What you should do =
Copy the records below exactly, leaving out every picture.

Supplied information =
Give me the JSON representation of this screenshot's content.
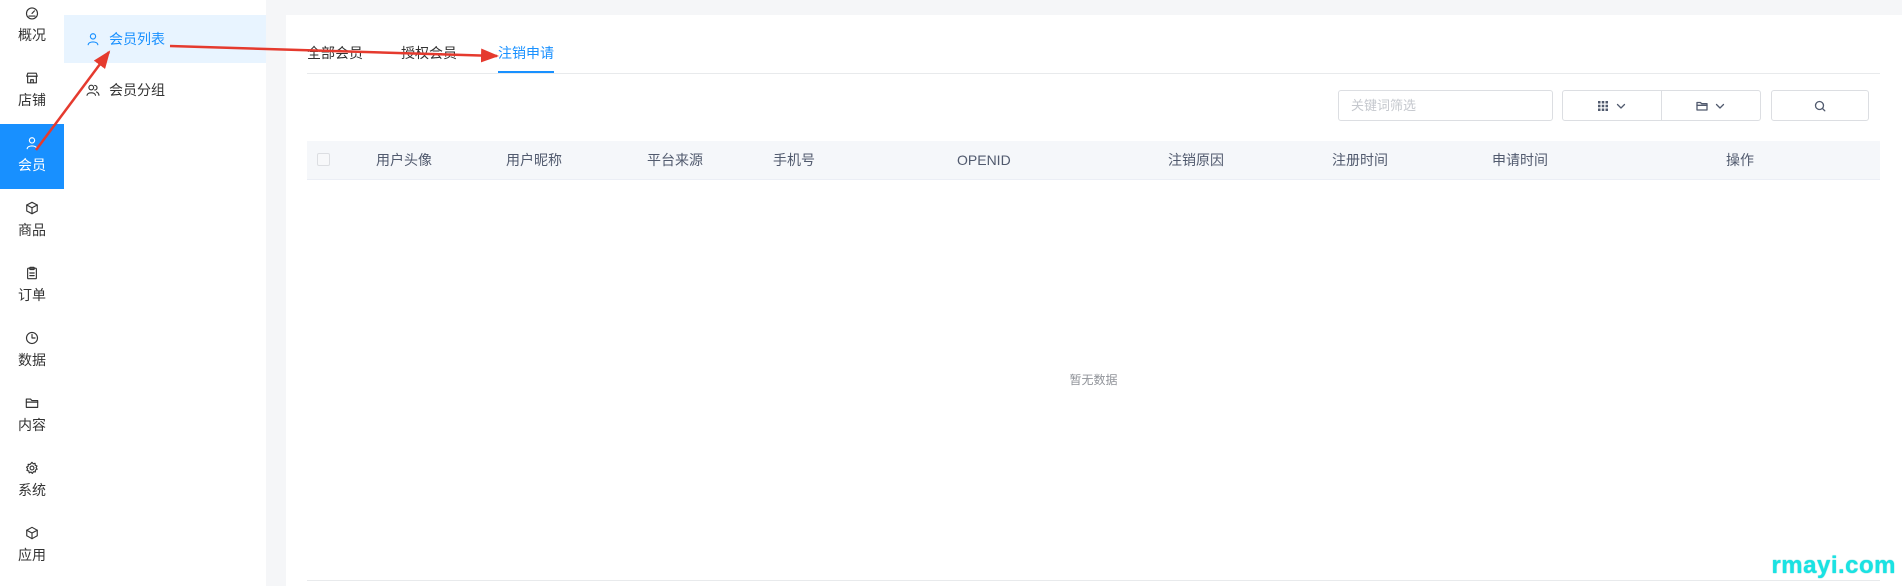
{
  "sidebar": {
    "items": [
      {
        "label": "概况",
        "icon": "dashboard-icon"
      },
      {
        "label": "店铺",
        "icon": "store-icon"
      },
      {
        "label": "会员",
        "icon": "user-icon",
        "active": true
      },
      {
        "label": "商品",
        "icon": "package-icon"
      },
      {
        "label": "订单",
        "icon": "clipboard-icon"
      },
      {
        "label": "数据",
        "icon": "clock-icon"
      },
      {
        "label": "内容",
        "icon": "folder-icon"
      },
      {
        "label": "系统",
        "icon": "gear-icon"
      },
      {
        "label": "应用",
        "icon": "cube-icon"
      }
    ]
  },
  "subnav": {
    "items": [
      {
        "label": "会员列表",
        "icon": "user-icon",
        "active": true
      },
      {
        "label": "会员分组",
        "icon": "users-icon"
      }
    ]
  },
  "tabs": [
    {
      "label": "全部会员"
    },
    {
      "label": "授权会员"
    },
    {
      "label": "注销申请",
      "active": true
    }
  ],
  "filter": {
    "keyword_placeholder": "关键词筛选",
    "buttons": [
      {
        "icon": "grid-icon",
        "dropdown": true
      },
      {
        "icon": "folder-icon",
        "dropdown": true
      },
      {
        "icon": "search-icon"
      }
    ]
  },
  "table": {
    "columns": [
      "用户头像",
      "用户昵称",
      "平台来源",
      "手机号",
      "OPENID",
      "注销原因",
      "注册时间",
      "申请时间",
      "操作"
    ],
    "empty_text": "暂无数据"
  },
  "watermark": "rmayi.com",
  "colors": {
    "accent": "#1890ff",
    "accent_light": "#e8f4ff",
    "annotation": "#e53a2e",
    "watermark": "#19e3e3"
  }
}
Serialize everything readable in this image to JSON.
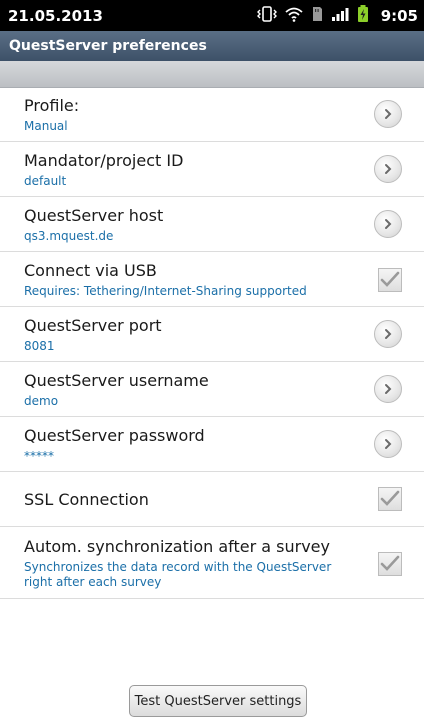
{
  "status_bar": {
    "date": "21.05.2013",
    "time": "9:05",
    "icons": [
      "vibrate-icon",
      "wifi-icon",
      "sd-card-icon",
      "signal-icon",
      "battery-charging-icon"
    ]
  },
  "title_bar": {
    "title": "QuestServer preferences"
  },
  "settings": {
    "items": [
      {
        "title": "Profile:",
        "summary": "Manual",
        "control": "chevron"
      },
      {
        "title": "Mandator/project ID",
        "summary": "default",
        "control": "chevron"
      },
      {
        "title": "QuestServer host",
        "summary": "qs3.mquest.de",
        "control": "chevron"
      },
      {
        "title": "Connect via USB",
        "summary": "Requires: Tethering/Internet-Sharing supported",
        "control": "checkbox"
      },
      {
        "title": "QuestServer port",
        "summary": "8081",
        "control": "chevron"
      },
      {
        "title": "QuestServer username",
        "summary": "demo",
        "control": "chevron"
      },
      {
        "title": "QuestServer password",
        "summary": "*****",
        "control": "chevron"
      },
      {
        "title": "SSL Connection",
        "summary": "",
        "control": "checkbox"
      },
      {
        "title": "Autom. synchronization after a survey",
        "summary": "Synchronizes the data record with the QuestServer right after each survey",
        "control": "checkbox"
      }
    ]
  },
  "footer": {
    "test_button_label": "Test QuestServer settings"
  },
  "colors": {
    "summary_text": "#1b6fa8",
    "title_bar": "#4a5e75"
  }
}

Response below =
Give me the JSON representation of this screenshot's content.
{
  "sidebar": {
    "items": [
      {
        "label": "概况",
        "icon": "dashboard-icon"
      },
      {
        "label": "店铺",
        "icon": "store-icon"
      },
      {
        "label": "会员",
        "icon": "user-icon",
        "active": true
      },
      {
        "label": "商品",
        "icon": "package-icon"
      },
      {
        "label": "订单",
        "icon": "clipboard-icon"
      },
      {
        "label": "数据",
        "icon": "clock-icon"
      },
      {
        "label": "内容",
        "icon": "folder-icon"
      },
      {
        "label": "系统",
        "icon": "gear-icon"
      },
      {
        "label": "应用",
        "icon": "cube-icon"
      }
    ]
  },
  "subnav": {
    "items": [
      {
        "label": "会员列表",
        "icon": "user-icon",
        "active": true
      },
      {
        "label": "会员分组",
        "icon": "users-icon"
      }
    ]
  },
  "tabs": [
    {
      "label": "全部会员"
    },
    {
      "label": "授权会员"
    },
    {
      "label": "注销申请",
      "active": true
    }
  ],
  "filter": {
    "keyword_placeholder": "关键词筛选",
    "buttons": [
      {
        "icon": "grid-icon",
        "dropdown": true
      },
      {
        "icon": "folder-icon",
        "dropdown": true
      },
      {
        "icon": "search-icon"
      }
    ]
  },
  "table": {
    "columns": [
      "用户头像",
      "用户昵称",
      "平台来源",
      "手机号",
      "OPENID",
      "注销原因",
      "注册时间",
      "申请时间",
      "操作"
    ],
    "empty_text": "暂无数据"
  },
  "watermark": "rmayi.com",
  "colors": {
    "accent": "#1890ff",
    "accent_light": "#e8f4ff",
    "annotation": "#e53a2e",
    "watermark": "#19e3e3"
  }
}
Serialize everything readable in this image to JSON.
{
  "status_bar": {
    "date": "21.05.2013",
    "time": "9:05",
    "icons": [
      "vibrate-icon",
      "wifi-icon",
      "sd-card-icon",
      "signal-icon",
      "battery-charging-icon"
    ]
  },
  "title_bar": {
    "title": "QuestServer preferences"
  },
  "settings": {
    "items": [
      {
        "title": "Profile:",
        "summary": "Manual",
        "control": "chevron"
      },
      {
        "title": "Mandator/project ID",
        "summary": "default",
        "control": "chevron"
      },
      {
        "title": "QuestServer host",
        "summary": "qs3.mquest.de",
        "control": "chevron"
      },
      {
        "title": "Connect via USB",
        "summary": "Requires: Tethering/Internet-Sharing supported",
        "control": "checkbox"
      },
      {
        "title": "QuestServer port",
        "summary": "8081",
        "control": "chevron"
      },
      {
        "title": "QuestServer username",
        "summary": "demo",
        "control": "chevron"
      },
      {
        "title": "QuestServer password",
        "summary": "*****",
        "control": "chevron"
      },
      {
        "title": "SSL Connection",
        "summary": "",
        "control": "checkbox"
      },
      {
        "title": "Autom. synchronization after a survey",
        "summary": "Synchronizes the data record with the QuestServer right after each survey",
        "control": "checkbox"
      }
    ]
  },
  "footer": {
    "test_button_label": "Test QuestServer settings"
  },
  "colors": {
    "summary_text": "#1b6fa8",
    "title_bar": "#4a5e75"
  }
}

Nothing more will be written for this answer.